YOUR INSTRUCTIONS: Only the text of the records, copied exactly, is wanted; no pictures.

START RECORDED INFORMATION

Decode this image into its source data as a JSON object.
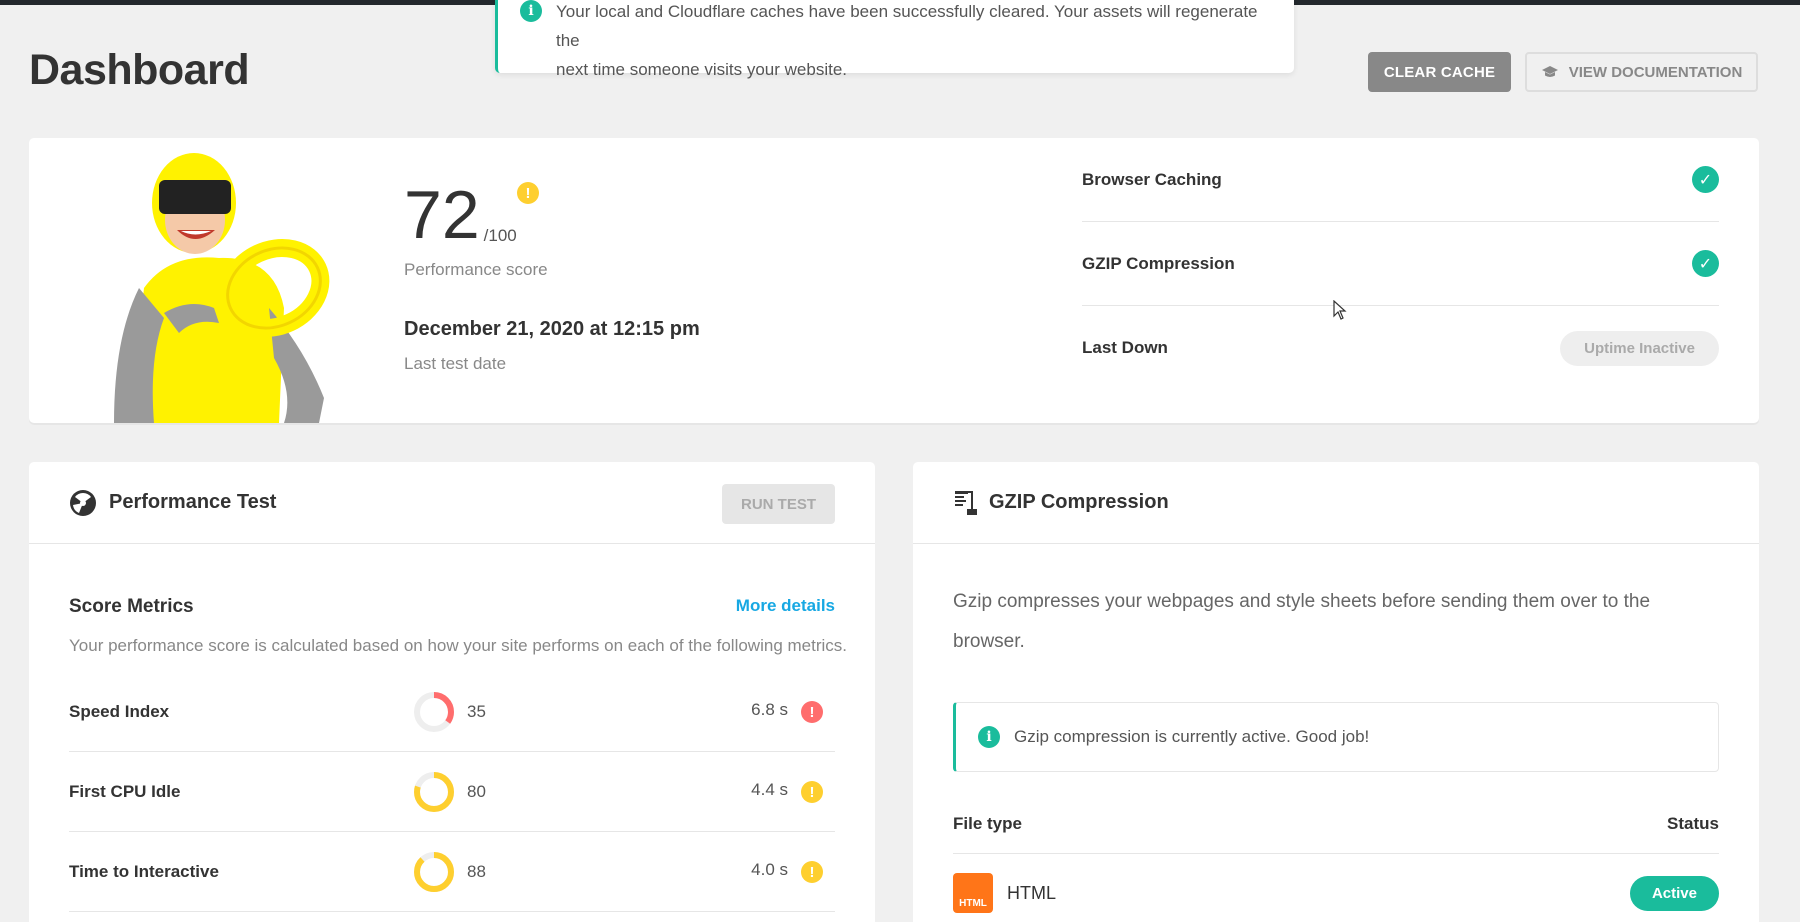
{
  "page": {
    "title": "Dashboard",
    "clear_cache_label": "CLEAR CACHE",
    "view_docs_label": "VIEW DOCUMENTATION"
  },
  "notice": {
    "line1": "Your local and Cloudflare caches have been successfully cleared. Your assets will regenerate the",
    "line2": "next time someone visits your website."
  },
  "summary": {
    "score": "72",
    "score_max": "/100",
    "score_label": "Performance score",
    "test_date": "December 21, 2020 at 12:15 pm",
    "test_date_label": "Last test date",
    "status_items": [
      {
        "label": "Browser Caching",
        "state": "check"
      },
      {
        "label": "GZIP Compression",
        "state": "check"
      },
      {
        "label": "Last Down",
        "pill": "Uptime Inactive"
      }
    ]
  },
  "performance_test": {
    "title": "Performance Test",
    "run_test_label": "RUN TEST",
    "metrics_title": "Score Metrics",
    "more_details_label": "More details",
    "description": "Your performance score is calculated based on how your site performs on each of the following metrics.",
    "metrics": [
      {
        "name": "Speed Index",
        "score": "35",
        "time": "6.8 s",
        "level": "error",
        "color": "#ff6d6d"
      },
      {
        "name": "First CPU Idle",
        "score": "80",
        "time": "4.4 s",
        "level": "warning",
        "color": "#fecf2f"
      },
      {
        "name": "Time to Interactive",
        "score": "88",
        "time": "4.0 s",
        "level": "warning",
        "color": "#fecf2f"
      }
    ]
  },
  "gzip": {
    "title": "GZIP Compression",
    "description": "Gzip compresses your webpages and style sheets before sending them over to the browser.",
    "notice": "Gzip compression is currently active. Good job!",
    "file_type_header": "File type",
    "status_header": "Status",
    "rows": [
      {
        "icon_label": "HTML",
        "name": "HTML",
        "status": "Active"
      }
    ]
  },
  "colors": {
    "accent": "#1abc9c",
    "warning": "#fecf2f",
    "error": "#ff6d6d",
    "link": "#17a8e3"
  }
}
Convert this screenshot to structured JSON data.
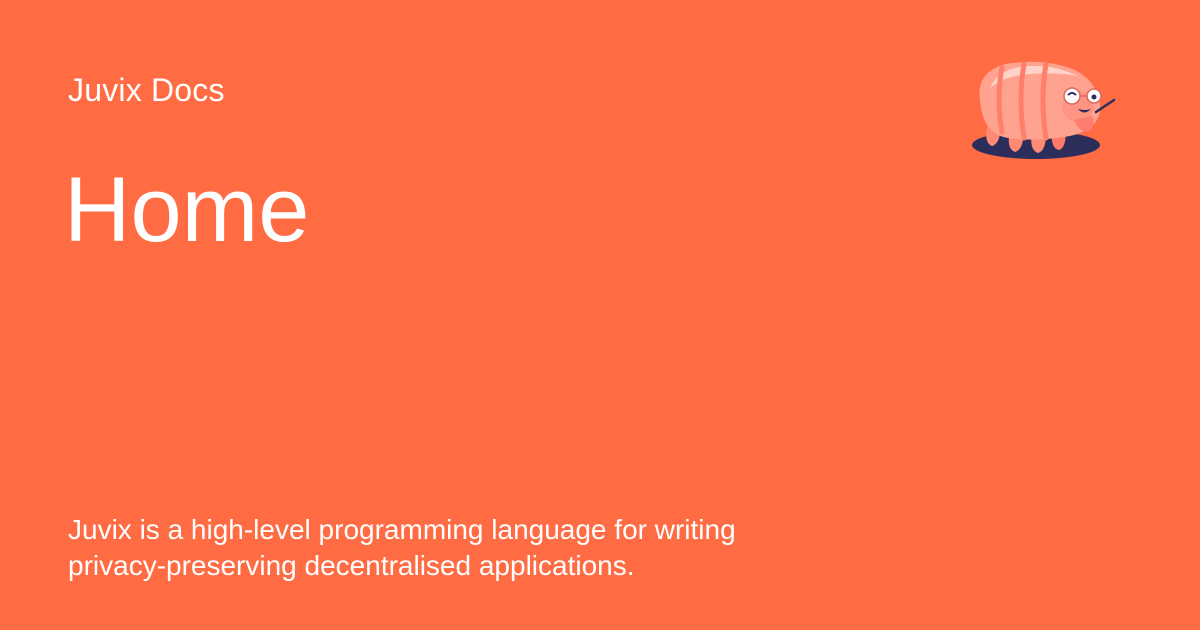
{
  "site": {
    "name": "Juvix Docs"
  },
  "page": {
    "title": "Home",
    "description": "Juvix is a high-level programming language for writing privacy-preserving decentralised applications."
  },
  "logo": {
    "icon": "tardigrade-mascot-icon"
  },
  "colors": {
    "background": "#ff6b43",
    "text": "#ffffff"
  }
}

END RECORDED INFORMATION

RESULT OF THE EXERCISE:
Decode this image into its source data as a JSON object.
{
  "page": {
    "title": "Dashboard",
    "clear_cache_label": "CLEAR CACHE",
    "view_docs_label": "VIEW DOCUMENTATION"
  },
  "notice": {
    "line1": "Your local and Cloudflare caches have been successfully cleared. Your assets will regenerate the",
    "line2": "next time someone visits your website."
  },
  "summary": {
    "score": "72",
    "score_max": "/100",
    "score_label": "Performance score",
    "test_date": "December 21, 2020 at 12:15 pm",
    "test_date_label": "Last test date",
    "status_items": [
      {
        "label": "Browser Caching",
        "state": "check"
      },
      {
        "label": "GZIP Compression",
        "state": "check"
      },
      {
        "label": "Last Down",
        "pill": "Uptime Inactive"
      }
    ]
  },
  "performance_test": {
    "title": "Performance Test",
    "run_test_label": "RUN TEST",
    "metrics_title": "Score Metrics",
    "more_details_label": "More details",
    "description": "Your performance score is calculated based on how your site performs on each of the following metrics.",
    "metrics": [
      {
        "name": "Speed Index",
        "score": "35",
        "time": "6.8 s",
        "level": "error",
        "color": "#ff6d6d"
      },
      {
        "name": "First CPU Idle",
        "score": "80",
        "time": "4.4 s",
        "level": "warning",
        "color": "#fecf2f"
      },
      {
        "name": "Time to Interactive",
        "score": "88",
        "time": "4.0 s",
        "level": "warning",
        "color": "#fecf2f"
      }
    ]
  },
  "gzip": {
    "title": "GZIP Compression",
    "description": "Gzip compresses your webpages and style sheets before sending them over to the browser.",
    "notice": "Gzip compression is currently active. Good job!",
    "file_type_header": "File type",
    "status_header": "Status",
    "rows": [
      {
        "icon_label": "HTML",
        "name": "HTML",
        "status": "Active"
      }
    ]
  },
  "colors": {
    "accent": "#1abc9c",
    "warning": "#fecf2f",
    "error": "#ff6d6d",
    "link": "#17a8e3"
  }
}
Convert this screenshot to structured JSON data.
{
  "site": {
    "name": "Juvix Docs"
  },
  "page": {
    "title": "Home",
    "description": "Juvix is a high-level programming language for writing privacy-preserving decentralised applications."
  },
  "logo": {
    "icon": "tardigrade-mascot-icon"
  },
  "colors": {
    "background": "#ff6b43",
    "text": "#ffffff"
  }
}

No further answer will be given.